*** PROVIDED DATA ***

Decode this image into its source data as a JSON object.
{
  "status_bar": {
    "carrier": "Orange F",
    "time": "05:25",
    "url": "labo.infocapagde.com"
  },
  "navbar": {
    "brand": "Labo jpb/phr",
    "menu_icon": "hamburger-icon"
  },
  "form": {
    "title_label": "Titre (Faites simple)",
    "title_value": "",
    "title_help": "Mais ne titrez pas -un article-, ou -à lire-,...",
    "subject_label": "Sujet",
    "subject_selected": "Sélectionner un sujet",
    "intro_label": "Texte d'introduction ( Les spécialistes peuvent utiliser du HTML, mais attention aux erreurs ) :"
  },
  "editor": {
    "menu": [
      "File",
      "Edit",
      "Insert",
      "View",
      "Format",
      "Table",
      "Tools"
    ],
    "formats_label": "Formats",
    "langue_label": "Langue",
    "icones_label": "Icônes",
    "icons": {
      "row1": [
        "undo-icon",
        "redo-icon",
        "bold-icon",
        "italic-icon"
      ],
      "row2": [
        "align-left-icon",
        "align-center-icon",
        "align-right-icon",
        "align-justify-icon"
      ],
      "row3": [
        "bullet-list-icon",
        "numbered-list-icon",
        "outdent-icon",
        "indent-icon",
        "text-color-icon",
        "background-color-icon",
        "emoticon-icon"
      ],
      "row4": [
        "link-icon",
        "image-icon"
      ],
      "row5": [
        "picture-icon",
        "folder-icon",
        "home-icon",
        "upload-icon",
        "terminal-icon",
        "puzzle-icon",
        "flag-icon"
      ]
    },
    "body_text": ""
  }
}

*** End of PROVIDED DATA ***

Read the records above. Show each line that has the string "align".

→ **TASK OUTPUT**:
        "align-left-icon",
        "align-center-icon",
        "align-right-icon",
        "align-justify-icon"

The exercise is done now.